Bye Bye Therapy

A typical course of a modern talk therapy, such as cognitive behavioural therapy, consists of 12-16 hour-long sessions and is a reasonably efficient way of treating conditions like depression and anxiety (hysteria is no longer a recognised diagnosis). Medication, too, can bring rapid change. Nevertheless, treating disorders of the psyche is still a hit-and-miss affair, and not everyone wishes to bare his soul or take mind-altering drugs to deal with his problems. A new kind of treatment may, though, mean he does not have to. Cognitive-bias modification (CBM) appears to be effective after only a few 15-minute sessions, and involves neither drugs nor the discussion of feelings. It does not even need a therapist. All it requires is sitting in front of a computer and using a program that subtly alters harmful thought patterns.

Psychiatry: Therapist-free therapy | The Economist

New computer based psychotherapy that could prove very helpful. Especially in this part of the world where psychotherapy is still frowned upon. 

Saturday, March 12, 2011

King's Speech

I got a chance to watch this wonderful and inspiring movie that deservedly won Oscar awards. The acting was impeccable. The message that came through the stuttering, and in spite of the stuttering, was loud and clear.

A King was facing external battles, in the form of Hitler's Germany lurking by as well as difficult succession of a passing King, and internal ones, lack of belief and an ensuing stutter. Through persistence and humility of a helping soul the difficulty was overcome to unleash greatness.

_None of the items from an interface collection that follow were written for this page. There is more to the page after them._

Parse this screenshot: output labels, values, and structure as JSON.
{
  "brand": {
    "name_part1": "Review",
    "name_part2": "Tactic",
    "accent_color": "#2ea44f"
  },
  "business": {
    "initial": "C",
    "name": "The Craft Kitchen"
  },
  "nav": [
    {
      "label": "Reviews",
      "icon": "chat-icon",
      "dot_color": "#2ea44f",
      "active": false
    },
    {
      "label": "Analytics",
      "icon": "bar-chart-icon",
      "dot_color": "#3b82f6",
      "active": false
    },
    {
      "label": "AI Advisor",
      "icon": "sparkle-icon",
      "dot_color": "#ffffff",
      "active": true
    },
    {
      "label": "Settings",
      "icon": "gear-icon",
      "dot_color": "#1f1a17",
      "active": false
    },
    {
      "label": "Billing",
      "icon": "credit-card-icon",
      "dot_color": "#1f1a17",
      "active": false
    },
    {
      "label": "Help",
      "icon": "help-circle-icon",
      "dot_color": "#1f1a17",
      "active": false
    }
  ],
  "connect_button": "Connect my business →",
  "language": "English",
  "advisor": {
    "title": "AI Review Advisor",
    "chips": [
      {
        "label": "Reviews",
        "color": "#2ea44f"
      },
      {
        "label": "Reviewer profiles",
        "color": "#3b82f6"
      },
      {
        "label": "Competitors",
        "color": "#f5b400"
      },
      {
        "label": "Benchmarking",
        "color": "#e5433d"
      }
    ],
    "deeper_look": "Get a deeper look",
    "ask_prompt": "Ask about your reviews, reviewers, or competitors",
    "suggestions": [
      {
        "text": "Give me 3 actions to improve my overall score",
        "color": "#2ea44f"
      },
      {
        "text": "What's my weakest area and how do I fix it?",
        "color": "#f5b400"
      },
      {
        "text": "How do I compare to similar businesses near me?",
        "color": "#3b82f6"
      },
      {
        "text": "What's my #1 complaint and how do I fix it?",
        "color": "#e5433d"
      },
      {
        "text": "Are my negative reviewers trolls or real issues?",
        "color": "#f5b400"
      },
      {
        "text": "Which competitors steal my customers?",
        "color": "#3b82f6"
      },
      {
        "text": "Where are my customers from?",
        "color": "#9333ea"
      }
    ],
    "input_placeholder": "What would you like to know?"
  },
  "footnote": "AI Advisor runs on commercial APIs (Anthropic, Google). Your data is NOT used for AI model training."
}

Wednesday, March 09, 2011

Bling-Bling History

He first trotted out the notion of a Maison de l’Histoire a few years ago while concocting a ministry for immigration and national identity. The president described both undertakings as responses to the country’s dwindling morale. His culture minister, Frédéric Mitterrand, chimed in, promising that the history museum would illuminate France’s “soul,” whatever that meant. Henri Guaino, the president’s speechwriter on matters of national identity and an important player in proposing the museum, went further, envisioning the Maison as a solution to the nation’s “identity crisis.”

Sarkozy’s History Museum Plan in Paris Stirs Controversy -

I had a very interesting conversation with my dear friend Jacques about the French identity recently. What triggered the conversation was the way France dealt with hijab by prohibiting it to preserve the French identity. I clarified to Jacques my disagreement to this approach of preserving national identity by enforcing a single identity. I explained my admiration of the US model of multiculturalism.

Jacques explained to me where this approach has come from. Since the French society has been historically factious, there has been much emphasis on unity and centralization. It seems Sarkozy is now jumping on the national identity crisis wagon! (despite his multicultural background!) I wonder if his motivation is real or political..

Friday, March 04, 2011

Dignity, Not Just Bread

In Saudi Arabia itself, last week, seven men were thrown in jail for establishing a political party. This week King Abdullah, who is 86, returned to the country after lengthy medical treatment overseas. He offered $37 billion in new public spending to stave off unrest. Civil servants will get a pay rise; unemployed students will get grants; more housing is to be built. But as Shibley Telhami, a Middle East specialist at the Brookings Institution, has observed, Arab protesters are seeking dignity, not just bread. Saudis have been offered no more say in the way they are governed.

The nervous Gulf: Bullets and bribes | The Economist

The rich Gulf is not isolated from the events going on in the region. Even though the events were sparked by hunger and dismal living standards, peoples' aspirations go beyond their stomach and comfort. People aspire to be dignified human beings with rights and responsibilities towards their countries. In other words: citizens not just inhabitants.